Over the past 50 years, FLOC has served more than 10,000 children, turning disparity into opportunity and making sure they stay on the right path to a healthy, productive and fulfilling adulthood. Currently, 100 percent of our seniors graduate high school, and over 70% have graduated from postsecondary or are persisting towards a degree. FLOC sparks community transformation one young person at a time by ensuring access to quality afterschool services that lead to postsecondary success. FLOC programming focuses on youth empowerment by building critical thinking, leadership, and advocacy skills that dramatically increase readiness for postsecondary education. Through our signature Neighborhood Tutoring and Scholars Programs, we intervene early and expose students to educational opportunities and career experiences that lead to proven success.

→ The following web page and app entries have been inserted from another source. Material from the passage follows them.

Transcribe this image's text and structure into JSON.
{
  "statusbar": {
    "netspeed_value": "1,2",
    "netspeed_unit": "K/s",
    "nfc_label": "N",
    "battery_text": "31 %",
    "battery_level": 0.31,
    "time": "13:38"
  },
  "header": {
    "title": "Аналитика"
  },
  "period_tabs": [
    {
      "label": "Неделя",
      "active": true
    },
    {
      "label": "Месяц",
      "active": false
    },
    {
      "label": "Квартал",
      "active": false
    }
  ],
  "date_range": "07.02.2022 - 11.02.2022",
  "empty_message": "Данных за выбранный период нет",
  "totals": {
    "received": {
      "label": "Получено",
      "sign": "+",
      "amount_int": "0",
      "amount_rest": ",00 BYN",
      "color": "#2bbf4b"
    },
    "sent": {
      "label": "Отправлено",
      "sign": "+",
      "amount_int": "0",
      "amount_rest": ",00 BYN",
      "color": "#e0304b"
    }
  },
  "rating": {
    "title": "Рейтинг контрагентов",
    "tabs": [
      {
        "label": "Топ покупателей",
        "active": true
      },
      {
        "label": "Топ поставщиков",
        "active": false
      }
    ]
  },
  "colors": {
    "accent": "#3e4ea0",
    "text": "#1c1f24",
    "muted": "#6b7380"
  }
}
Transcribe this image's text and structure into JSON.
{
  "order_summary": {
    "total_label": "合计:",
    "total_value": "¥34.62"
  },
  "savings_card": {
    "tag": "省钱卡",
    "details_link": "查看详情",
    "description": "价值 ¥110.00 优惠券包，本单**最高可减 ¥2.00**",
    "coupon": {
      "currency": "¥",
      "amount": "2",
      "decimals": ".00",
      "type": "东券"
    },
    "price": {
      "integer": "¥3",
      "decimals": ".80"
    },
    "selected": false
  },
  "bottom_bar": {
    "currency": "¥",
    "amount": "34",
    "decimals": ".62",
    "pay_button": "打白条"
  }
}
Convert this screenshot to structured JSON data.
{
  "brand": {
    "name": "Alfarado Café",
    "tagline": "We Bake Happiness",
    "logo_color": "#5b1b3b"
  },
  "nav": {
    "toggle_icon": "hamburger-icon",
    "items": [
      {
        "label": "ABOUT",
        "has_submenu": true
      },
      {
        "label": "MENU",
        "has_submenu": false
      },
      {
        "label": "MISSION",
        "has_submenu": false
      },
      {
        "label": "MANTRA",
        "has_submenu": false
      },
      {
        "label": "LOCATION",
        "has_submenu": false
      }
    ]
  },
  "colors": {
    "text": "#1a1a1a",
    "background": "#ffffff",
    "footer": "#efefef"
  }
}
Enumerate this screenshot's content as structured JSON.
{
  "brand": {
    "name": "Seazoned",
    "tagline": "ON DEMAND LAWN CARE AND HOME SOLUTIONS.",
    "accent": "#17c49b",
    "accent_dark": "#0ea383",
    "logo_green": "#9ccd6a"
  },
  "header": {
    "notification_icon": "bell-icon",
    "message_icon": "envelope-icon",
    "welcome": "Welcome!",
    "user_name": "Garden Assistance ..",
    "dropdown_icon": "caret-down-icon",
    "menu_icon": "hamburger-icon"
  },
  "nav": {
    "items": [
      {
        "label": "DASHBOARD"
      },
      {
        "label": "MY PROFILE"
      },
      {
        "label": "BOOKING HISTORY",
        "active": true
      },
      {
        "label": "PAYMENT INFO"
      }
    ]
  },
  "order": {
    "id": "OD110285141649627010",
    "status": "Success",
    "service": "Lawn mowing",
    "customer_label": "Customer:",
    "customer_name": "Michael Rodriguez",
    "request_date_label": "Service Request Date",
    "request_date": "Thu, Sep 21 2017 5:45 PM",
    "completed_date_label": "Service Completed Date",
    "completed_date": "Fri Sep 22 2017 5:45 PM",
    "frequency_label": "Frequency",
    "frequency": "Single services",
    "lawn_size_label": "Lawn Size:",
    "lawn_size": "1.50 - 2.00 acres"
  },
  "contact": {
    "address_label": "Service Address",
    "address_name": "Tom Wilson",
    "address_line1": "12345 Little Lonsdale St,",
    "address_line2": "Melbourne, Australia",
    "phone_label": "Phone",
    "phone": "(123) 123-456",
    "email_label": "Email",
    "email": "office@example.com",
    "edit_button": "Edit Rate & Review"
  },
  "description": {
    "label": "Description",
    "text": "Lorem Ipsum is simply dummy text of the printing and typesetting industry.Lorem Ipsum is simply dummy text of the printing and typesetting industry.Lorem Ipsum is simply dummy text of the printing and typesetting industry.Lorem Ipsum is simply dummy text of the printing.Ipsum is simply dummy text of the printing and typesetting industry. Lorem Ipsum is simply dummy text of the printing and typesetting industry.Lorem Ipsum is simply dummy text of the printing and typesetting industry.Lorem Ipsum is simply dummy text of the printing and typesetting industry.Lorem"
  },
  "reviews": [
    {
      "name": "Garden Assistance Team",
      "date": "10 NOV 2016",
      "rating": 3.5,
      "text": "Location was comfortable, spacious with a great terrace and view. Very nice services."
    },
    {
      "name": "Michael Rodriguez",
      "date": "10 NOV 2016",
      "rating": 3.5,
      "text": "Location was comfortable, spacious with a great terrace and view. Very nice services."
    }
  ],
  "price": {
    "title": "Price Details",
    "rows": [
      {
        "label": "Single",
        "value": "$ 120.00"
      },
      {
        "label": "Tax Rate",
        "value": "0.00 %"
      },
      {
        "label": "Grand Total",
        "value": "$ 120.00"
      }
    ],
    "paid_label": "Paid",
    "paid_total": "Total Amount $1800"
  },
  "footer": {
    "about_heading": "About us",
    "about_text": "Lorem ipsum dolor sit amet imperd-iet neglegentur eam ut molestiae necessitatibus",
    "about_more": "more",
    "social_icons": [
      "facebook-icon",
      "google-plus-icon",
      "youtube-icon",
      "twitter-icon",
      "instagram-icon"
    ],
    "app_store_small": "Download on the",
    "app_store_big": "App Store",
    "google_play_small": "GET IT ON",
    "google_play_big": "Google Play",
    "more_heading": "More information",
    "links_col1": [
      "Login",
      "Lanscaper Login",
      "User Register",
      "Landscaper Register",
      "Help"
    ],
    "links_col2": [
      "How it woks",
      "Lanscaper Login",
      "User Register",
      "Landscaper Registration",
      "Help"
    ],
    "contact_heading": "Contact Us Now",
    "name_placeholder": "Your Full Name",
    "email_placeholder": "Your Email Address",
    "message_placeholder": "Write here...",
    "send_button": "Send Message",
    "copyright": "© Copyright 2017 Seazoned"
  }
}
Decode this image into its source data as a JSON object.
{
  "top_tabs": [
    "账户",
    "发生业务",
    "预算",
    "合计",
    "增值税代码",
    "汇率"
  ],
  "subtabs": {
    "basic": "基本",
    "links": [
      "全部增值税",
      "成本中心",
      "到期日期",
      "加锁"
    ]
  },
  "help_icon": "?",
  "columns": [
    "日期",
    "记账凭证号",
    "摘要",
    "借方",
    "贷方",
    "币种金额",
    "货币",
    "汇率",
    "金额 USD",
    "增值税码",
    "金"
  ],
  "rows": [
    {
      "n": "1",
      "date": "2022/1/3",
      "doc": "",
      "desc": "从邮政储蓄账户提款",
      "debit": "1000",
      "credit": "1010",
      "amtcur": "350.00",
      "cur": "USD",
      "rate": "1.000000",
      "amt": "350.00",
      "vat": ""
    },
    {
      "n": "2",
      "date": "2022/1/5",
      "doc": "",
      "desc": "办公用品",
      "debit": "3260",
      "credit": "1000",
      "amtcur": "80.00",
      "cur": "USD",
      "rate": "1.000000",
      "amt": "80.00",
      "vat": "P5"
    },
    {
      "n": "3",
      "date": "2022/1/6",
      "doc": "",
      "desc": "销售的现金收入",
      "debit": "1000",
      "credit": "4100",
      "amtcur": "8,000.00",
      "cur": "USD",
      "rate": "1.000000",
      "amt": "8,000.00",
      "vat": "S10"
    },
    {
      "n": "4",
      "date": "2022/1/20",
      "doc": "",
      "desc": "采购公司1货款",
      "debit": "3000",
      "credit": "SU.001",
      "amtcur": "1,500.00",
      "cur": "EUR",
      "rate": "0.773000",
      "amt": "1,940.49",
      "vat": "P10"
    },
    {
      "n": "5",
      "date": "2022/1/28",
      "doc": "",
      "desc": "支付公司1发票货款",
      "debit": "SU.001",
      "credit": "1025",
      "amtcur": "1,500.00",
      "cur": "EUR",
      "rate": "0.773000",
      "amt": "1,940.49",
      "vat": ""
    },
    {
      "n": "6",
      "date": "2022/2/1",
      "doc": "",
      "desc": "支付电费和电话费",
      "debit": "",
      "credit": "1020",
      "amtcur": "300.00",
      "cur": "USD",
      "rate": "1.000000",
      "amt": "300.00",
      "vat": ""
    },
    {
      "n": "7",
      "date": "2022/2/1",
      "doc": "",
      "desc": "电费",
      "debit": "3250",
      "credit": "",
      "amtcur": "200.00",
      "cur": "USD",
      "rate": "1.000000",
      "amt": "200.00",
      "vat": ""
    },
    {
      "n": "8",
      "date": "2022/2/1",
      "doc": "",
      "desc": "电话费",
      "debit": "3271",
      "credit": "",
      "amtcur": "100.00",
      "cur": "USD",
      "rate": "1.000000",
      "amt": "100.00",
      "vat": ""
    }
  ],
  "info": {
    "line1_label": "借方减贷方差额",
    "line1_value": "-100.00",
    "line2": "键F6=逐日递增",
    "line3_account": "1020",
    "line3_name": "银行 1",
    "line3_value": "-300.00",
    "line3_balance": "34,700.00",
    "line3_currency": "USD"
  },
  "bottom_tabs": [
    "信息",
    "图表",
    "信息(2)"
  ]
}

_MG_0421_edited

With more than 100 local and national partners, FLOC provides critical access to free afterschool services — from first grade through college and career — for youth throughout the city. Furthermore, by partnering with our students and families, we are organizing a community call for wider access to quality out of school time programming.

These are tangible, achievable steps we can take together to move closer to our vision: a city in which every child’s potential — regardless of zip code, skin color, or socioeconomic status — is unlocked with a postsecondary degree, opening the doors to success in life.

Thank you, again, for the opportunity to testify.